Can you imagine a greater contrast than that between vehicles from Ford Motors and those from Tesla, Inc.? With the dates of their respective foundings (1903 and 2003) separated by exactly 100 years, the two companies together in many respects encapsulate the full gamut of vehicle design and engineering evolution since the beginning of the automobile industry to the present day.
You may or may not know that Japanese car maker Honda also owns the Acura brand. That being the case, it should come as no surprise that, superficially at least, the Honda and Acura lineups bear some striking similarities. Indeed, some people say they are indistinguishable. Though Acura cars incorporate some of the same parts used in equivalent Honda models, and are manufactured to Honda levels of quality, the main difference is that Hondas are built for functionality whereas Acuras are built for luxurious comfort. Thus, Acura offers features not automatically available in Honda cars, such as more built-in entertainment options and power seats that can be heated or cooled.
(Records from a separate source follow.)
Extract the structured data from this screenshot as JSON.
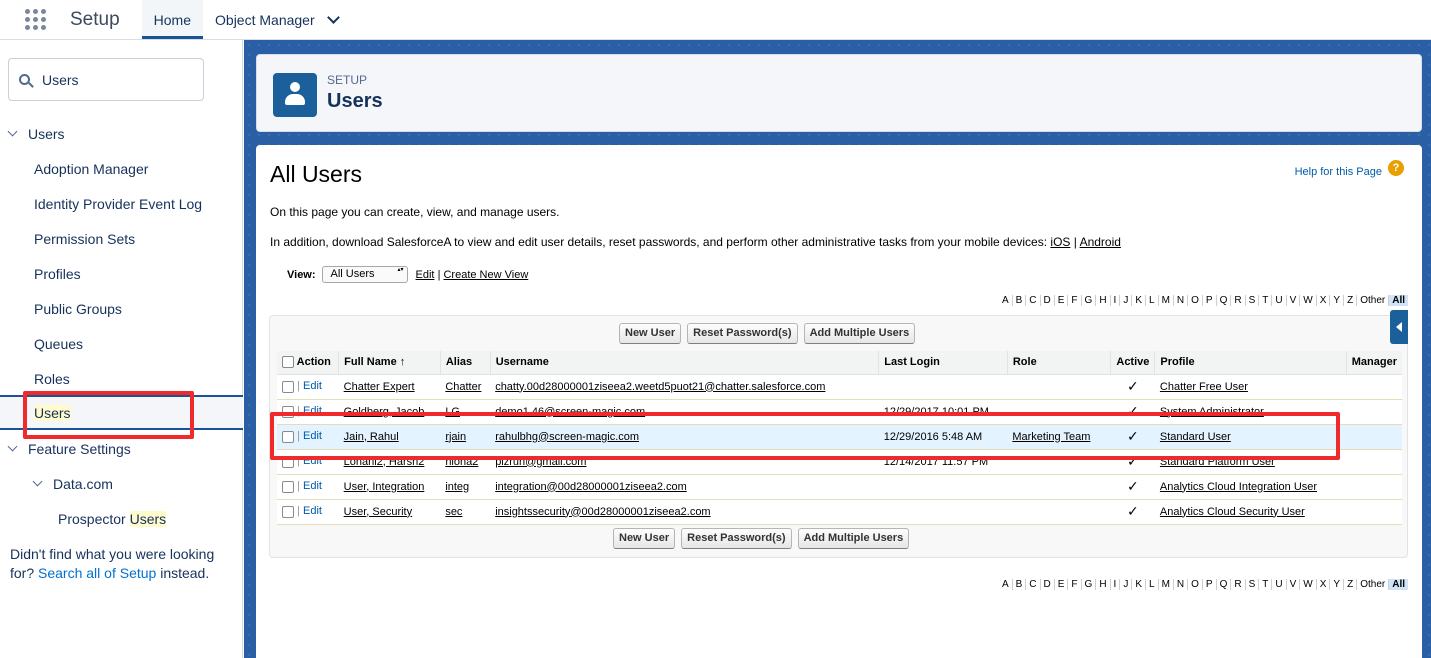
{
  "topnav": {
    "app_name": "Setup",
    "tabs": [
      {
        "label": "Home",
        "active": true
      },
      {
        "label": "Object Manager"
      }
    ]
  },
  "sidebar": {
    "search_value": "Users",
    "tree": [
      {
        "label": "Users",
        "level": 0,
        "expanded": true
      },
      {
        "label": "Adoption Manager",
        "level": 1
      },
      {
        "label": "Identity Provider Event Log",
        "level": 1
      },
      {
        "label": "Permission Sets",
        "level": 1
      },
      {
        "label": "Profiles",
        "level": 1
      },
      {
        "label": "Public Groups",
        "level": 1
      },
      {
        "label": "Queues",
        "level": 1
      },
      {
        "label": "Roles",
        "level": 1
      },
      {
        "label": "Users",
        "level": 1,
        "selected": true
      },
      {
        "label": "Feature Settings",
        "level": 0,
        "expanded": true
      },
      {
        "label": "Data.com",
        "level": 1,
        "expanded": true
      },
      {
        "label_prefix": "Prospector ",
        "label_highlight": "Users",
        "level": 2
      }
    ],
    "not_found_text": "Didn't find what you were looking for?",
    "not_found_link": "Search all of Setup",
    "not_found_suffix": "instead."
  },
  "header": {
    "super": "SETUP",
    "title": "Users"
  },
  "content": {
    "title": "All Users",
    "help_link": "Help for this Page",
    "desc1": "On this page you can create, view, and manage users.",
    "desc2_prefix": "In addition, download SalesforceA to view and edit user details, reset passwords, and perform other administrative tasks from your mobile devices:",
    "desc2_ios": "iOS",
    "desc2_sep": "|",
    "desc2_android": "Android",
    "view_label": "View:",
    "view_selected": "All Users",
    "view_edit": "Edit",
    "view_sep": "|",
    "view_create": "Create New View",
    "alphabet": [
      "A",
      "B",
      "C",
      "D",
      "E",
      "F",
      "G",
      "H",
      "I",
      "J",
      "K",
      "L",
      "M",
      "N",
      "O",
      "P",
      "Q",
      "R",
      "S",
      "T",
      "U",
      "V",
      "W",
      "X",
      "Y",
      "Z",
      "Other",
      "All"
    ],
    "buttons": {
      "new_user": "New User",
      "reset_password": "Reset Password(s)",
      "add_multiple": "Add Multiple Users"
    },
    "columns": {
      "action": "Action",
      "full_name": "Full Name",
      "sort_indicator": "↑",
      "alias": "Alias",
      "username": "Username",
      "last_login": "Last Login",
      "role": "Role",
      "active": "Active",
      "profile": "Profile",
      "manager": "Manager"
    },
    "edit_label": "Edit",
    "action_sep": "|",
    "check_mark": "✓",
    "rows": [
      {
        "full_name": "Chatter Expert",
        "alias": "Chatter",
        "username": "chatty.00d28000001ziseea2.weetd5puot21@chatter.salesforce.com",
        "last_login": "",
        "role": "",
        "active": "✓",
        "profile": "Chatter Free User"
      },
      {
        "full_name": "Goldberg, Jacob",
        "alias": "LG",
        "username": "demo1.46@screen-magic.com",
        "last_login": "12/29/2017 10:01 PM",
        "role": "",
        "active": "✓",
        "profile": "System Administrator"
      },
      {
        "full_name": "Jain, Rahul",
        "alias": "rjain",
        "username": "rahulbhg@screen-magic.com",
        "last_login": "12/29/2016 5:48 AM",
        "role": "Marketing Team",
        "active": "✓",
        "profile": "Standard User"
      },
      {
        "full_name": "Lohani2, Harsh2",
        "alias": "hloha2",
        "username": "pizrun@gmail.com",
        "last_login": "12/14/2017 11:57 PM",
        "role": "",
        "active": "✓",
        "profile": "Standard Platform User"
      },
      {
        "full_name": "User, Integration",
        "alias": "integ",
        "username": "integration@00d28000001ziseea2.com",
        "last_login": "",
        "role": "",
        "active": "✓",
        "profile": "Analytics Cloud Integration User"
      },
      {
        "full_name": "User, Security",
        "alias": "sec",
        "username": "insightssecurity@00d28000001ziseea2.com",
        "last_login": "",
        "role": "",
        "active": "✓",
        "profile": "Analytics Cloud Security User"
      }
    ]
  },
  "colors": {
    "brand_blue": "#1b5f9b",
    "link_blue": "#0070d2",
    "annotation_red": "#ee2a2a",
    "row_hover": "#e3f3ff"
  }
}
Most automobile afficionados know that Hyundai and Kia are both South Korean car companies. They may also know that Hyundai is a part-owner of Kia, as a result of the latter’s 2007 bankruptcy. It should come as no surprise, then, that comparable models of each car maker share similar if not identical basic body structures. And while Kia does still operate independently and has a separate design workshop, marketing, and branding, both companies offer the same 10-year/100,000-mile limited powertrain warranty.
Some car owners are loyal to the Nissan brand. Others swear by Infiniti. Yet, at first glance, the Nissan and Infiniti model lineups look very much alike. Aside from the fact that Infiniti vehicles cost somewhat more than equivalent Nissans, what’s the difference?
Life is a series of natural and spontaneous changes. Don’t resist them; that only creates sorrow. Let reality be reality. Let things flow naturally forward in whatever way they like.
— Lao Tzu
Nostalgia is a funny thing. The distant, sepia-toned past, viewed through the lens filter of sentimental longing, resembles nothing so much as a kind of paradise lost, where life seemed somehow easier, simpler, more beautiful, less tragic—and much less expensive. If you remove the filter, however, and gaze at that past with detached objectivity, it quickly becomes apparent that the “good ol’ days” are almost never quite as good as they’re cracked up to be. The American automobile is a case in point.
If you think about it, U.S. cars made between the turn of the last century right up until the 1960s were really little more than horse buggies with internal combustion engines and an outer skin of painted steel, and maybe a little wood thrown in for old time’s sake. Sure, vintage cars are fun to look at; but does anyone really want to go back to a time when sporty tailfins meant “style” and a speedometer, tachometer, and analog clock in the dashboard were considered the cutting edge of creature comforts?